A God Worth Worshiping
IT may seem amazing to think that people once prostrated themselves in worship before a "god" that they themselves had carved out of wood or sculpted from rock. How could anyone worship anything so obviously void of life, animation, and responsiveness?
Yet, is our own worship always so much more logical? Aren't we often tempted to bow before a deity we think of as stagnant and far-off, who may be more ethereal than wood or stone, yet is thought of as just as lifeless, inanimate, and unresponsive as a carved or sculpted figure?
Or we may believe there is no God at all, and instead submit ourselves to the rule of "almighty" matter by accepting and acting according to material preconceptions of life as finite, temporal, mortal. Accepting matter as a lawgiver offers no more warmth and love than serving a stone or wood deity, but instead brings us misery, selfishness, and suffering.
Not one of these versions of God is true. God is not distant or aloof. He is infinite Spirit; He is ever present. He is not matter and is neither in nor of matter, but is expressing Himself in spiritual man and the spiritual universe. This true expression of God, good, is discernible to spiritual sense, the true sense that prayer reveals to us as our own.

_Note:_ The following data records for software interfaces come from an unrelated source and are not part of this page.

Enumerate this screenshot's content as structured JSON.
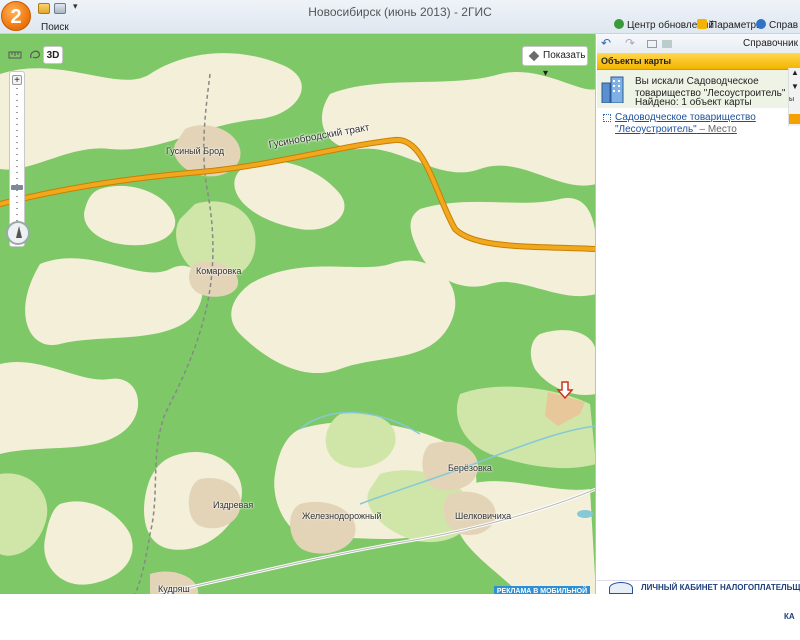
{
  "titlebar": {
    "logo": "2",
    "quick_access_menu": "▾",
    "title": "Новосибирск (июнь 2013) - 2ГИС",
    "search_tab": "Поиск",
    "update_center": "Центр обновлений",
    "parameters": "Параметры",
    "help": "Справ"
  },
  "map": {
    "tool_3d": "3D",
    "show_button": "Показать",
    "zoom_plus": "+",
    "zoom_minus": "−",
    "zoom_level": 0.3,
    "road_label": "Гусинобродский тракт",
    "places": {
      "gusiny_brod": "Гусиный Брод",
      "komarovka": "Комаровка",
      "beryozovka": "Берёзовка",
      "izdrevaya": "Издревая",
      "zheleznodorozhny": "Железнодорожный",
      "shelkovichikha": "Шелковичиха",
      "kudryash": "Кудряш"
    },
    "ad_banner": "РЕКЛАМА В МОБИЛЬНОЙ"
  },
  "panel": {
    "back": "↶",
    "forward": "↷",
    "spravochnik": "Справочник",
    "header": "Объекты карты",
    "search_query": "Вы искали Садоводческое товарищество \"Лесоустроитель\"",
    "search_found": "Найдено: 1 объект карты",
    "result_name": "Садоводческое товарищество \"Лесоустроитель\"",
    "result_type": " – Место",
    "side_btn_a": "▲",
    "side_btn_b": "▼",
    "side_btn_c": "ы",
    "tax_banner": "ЛИЧНЫЙ КАБИНЕТ НАЛОГОПЛАТЕЛЬЩИ",
    "tax_banner_tail": "КА"
  },
  "colors": {
    "forest": "#7fc867",
    "open_land": "#f4efd9",
    "light_meadow": "#cfe6a8",
    "road": "#f2a81e",
    "settlement": "#e3d4b8",
    "panel_header": "#f4b400",
    "marker": "#d0301e"
  }
}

This spiritual sense-this true view of being-discerns something else that is marvelous. It illumines God to our hearts as a "doing" God, in the deepest sense of that word. God is universally active in His own unhindered self-revelation, and man-each of us in our true, spiritual identity-is the incorporeal object of God's ceaseless love. The clearest perception of God's active presence was evidenced in Christ Jesus, whose witnessing of God's power resulted in the healing of the sick, the regeneration of the sinner, the feeding of those lacking food, and many other wonderful, practical works.
Describing the Saviour's record in her book Science and Health with Key to the Scriptures, Mary Baker Eddy, the Discoverer and Founder of Christian Science, writes, "It is not well to imagine that Jesus demonstrated the divine power to heal only for a select number or for a limited period of time, since to all mankind and in every hour, divine Love supplies all good" (p. 494).

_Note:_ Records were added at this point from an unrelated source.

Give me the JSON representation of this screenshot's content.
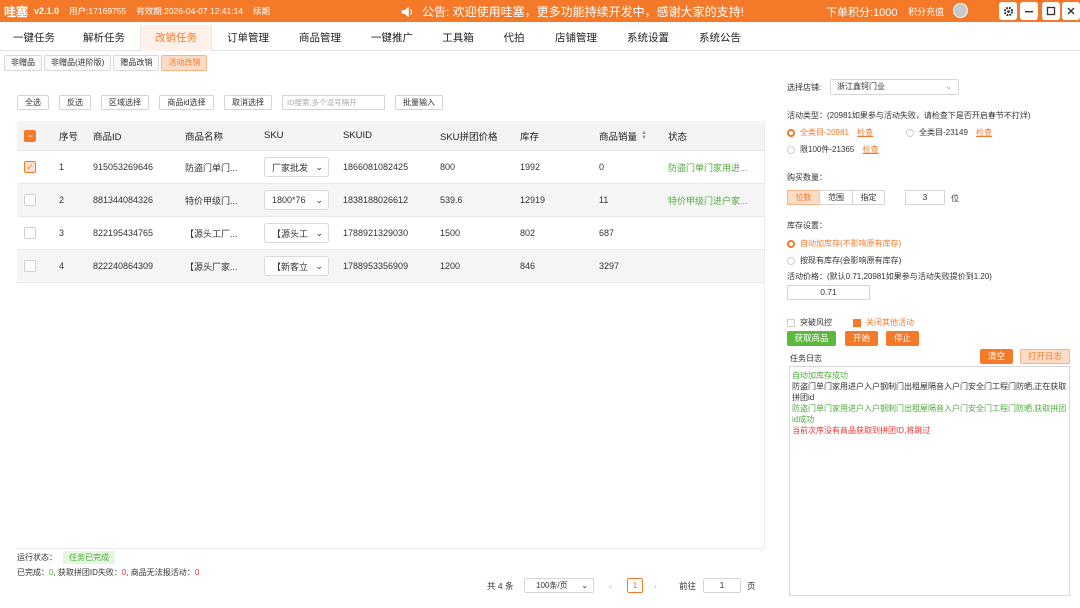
{
  "titlebar": {
    "app_name": "哇塞",
    "version": "v2.1.0",
    "user": "用户:17169755",
    "expire": "有效期:2026-04-07 12:41:14",
    "renew": "续期",
    "notice": "公告: 欢迎使用哇塞，更多功能持续开发中，感谢大家的支持!",
    "points": "下单积分:1000",
    "recharge": "积分充值"
  },
  "menu": [
    "一键任务",
    "解析任务",
    "改销任务",
    "订单管理",
    "商品管理",
    "一键推广",
    "工具箱",
    "代拍",
    "店铺管理",
    "系统设置",
    "系统公告"
  ],
  "subtabs": [
    "非赠品",
    "非赠品(进阶版)",
    "赠品改销",
    "活动改销"
  ],
  "toolbar": {
    "select_all": "全选",
    "invert": "反选",
    "range_select": "区域选择",
    "id_select": "商品id选择",
    "cancel_select": "取消选择",
    "id_search_placeholder": "ID搜索,多个逗号隔开",
    "batch_input": "批量输入"
  },
  "table": {
    "headers": [
      "序号",
      "商品ID",
      "商品名称",
      "SKU",
      "SKUID",
      "SKU拼团价格",
      "库存",
      "商品销量",
      "状态"
    ],
    "rows": [
      {
        "idx": "1",
        "pid": "915053269646",
        "name": "防盗门单门...",
        "sku": "厂家批发",
        "skuid": "1866081082425",
        "price": "800",
        "stock": "1992",
        "sales": "0",
        "status": "防盗门单门家用进...",
        "checked": true
      },
      {
        "idx": "2",
        "pid": "881344084326",
        "name": "特价甲级门...",
        "sku": "1800*76",
        "skuid": "1838188026612",
        "price": "539.6",
        "stock": "12919",
        "sales": "11",
        "status": "特价甲级门进户家...",
        "checked": false
      },
      {
        "idx": "3",
        "pid": "822195434765",
        "name": "【源头工厂...",
        "sku": "【源头工",
        "skuid": "1788921329030",
        "price": "1500",
        "stock": "802",
        "sales": "687",
        "status": "",
        "checked": false
      },
      {
        "idx": "4",
        "pid": "822240864309",
        "name": "【源头厂家...",
        "sku": "【新客立",
        "skuid": "1788953356909",
        "price": "1200",
        "stock": "846",
        "sales": "3297",
        "status": "",
        "checked": false
      }
    ]
  },
  "run_status": {
    "label": "运行状态：",
    "value": "任务已完成"
  },
  "summary": {
    "done_label": "已完成：",
    "done": "0",
    "fail_label": ", 获取拼团ID失败：",
    "fail": "0",
    "cannot_label": ", 商品无法报活动：",
    "cannot": "0"
  },
  "pager": {
    "total": "共 4 条",
    "page_size": "100条/页",
    "current": "1",
    "goto_label": "前往",
    "goto_value": "1",
    "page_unit": "页"
  },
  "right": {
    "shop_label": "选择店铺:",
    "shop_value": "浙江鑫钶门业",
    "activity_type_label": "活动类型：(20981如果参与活动失败，请检查下是否开启春节不打烊)",
    "opt_all_20981": "全类目-20981",
    "opt_all_23149": "全类目-23149",
    "opt_100": "限100件-21365",
    "check": "检查",
    "buy_qty_label": "购买数量：",
    "seg_digits": "位数",
    "seg_range": "范围",
    "seg_fixed": "指定",
    "qty_value": "3",
    "qty_unit": "位",
    "stock_label": "库存设置：",
    "stock_auto": "自动加库存(不影响原有库存)",
    "stock_existing": "按现有库存(会影响原有库存)",
    "price_label": "活动价格：(默认0.71,20981如果参与活动失败提价到1.20)",
    "price_value": "0.71",
    "risk_label": "突破风控",
    "close_group_label": "关闭其他活动",
    "btn_fetch": "获取商品",
    "btn_start": "开始",
    "btn_stop": "停止",
    "log_label": "任务日志",
    "btn_clear": "清空",
    "btn_open_log": "打开日志",
    "logs": [
      {
        "type": "ok",
        "text": "自动加库存成功"
      },
      {
        "type": "norm",
        "text": "防盗门单门家用进户入户钢制门出租屋隔音入户门安全门工程门防晒,正在获取拼团id"
      },
      {
        "type": "ok",
        "text": "防盗门单门家用进户入户钢制门出租屋隔音入户门安全门工程门防晒,获取拼团id成功"
      },
      {
        "type": "err",
        "text": "当前次序没有商品获取到拼团ID,将跳过"
      }
    ]
  },
  "colors": {
    "brand": "#f47a2a",
    "success": "#4cae3a",
    "error": "#e33333"
  }
}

Bowing ourselves physically or mentally even in worship of the real God-the divine Principle, Love, that Christ Jesus demonstrated-is still wrong if we're doing it because we're thinking that God needs to be persuaded to be or do good. God is already doing all that needs to be done. To experience this requires sincere self-renunciation, but not in order to engage the attention of a God who has to be enticed into action. Rather we renounce self in order to disengage ourselves from the self-oriented thinking that veils our recognition of God's ceaseless, loving action.
A vivid example of the power and presence of God is recorded in the Bible in First Kings. Elijah challenged the prophets of a local god called Baal to prove whether their god was really God. The worshipers of Baal called on him all day, but there was no answer, no sign of Baal's presence. Elijah's far simpler prayer affirmed his obedience to the God of Israel, and asked only "that this people may know that thou art the Lord God." The proof of God's power and presence was so instant, so conclusive to those watching, that, the Bible tells us, "They fell on their faces" and acknowledged, "The Lord, he is the God; the Lord, he is the God" (18:37, 39).

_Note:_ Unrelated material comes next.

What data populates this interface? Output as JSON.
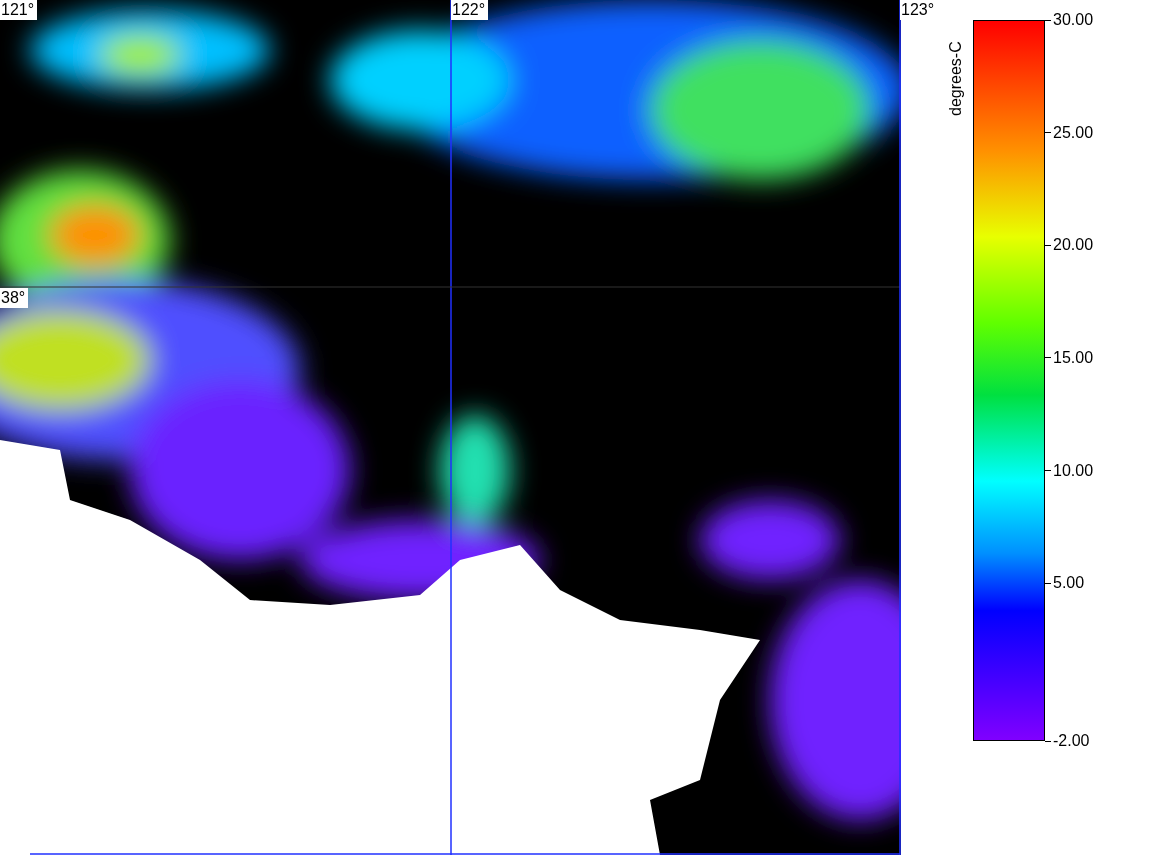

That's surely what our hearts feel when we pray. We worship God because He deserves to be adored, not because we believe He demands our worship or needs to be persuaded to attend to us. The true and only God is a God whose love meets our needs actively, and that's worthy of our ceaseless praise.
All the ends of the world
and turn unto the Lord:
and all the kindreds
of the nations
shall worship before thee.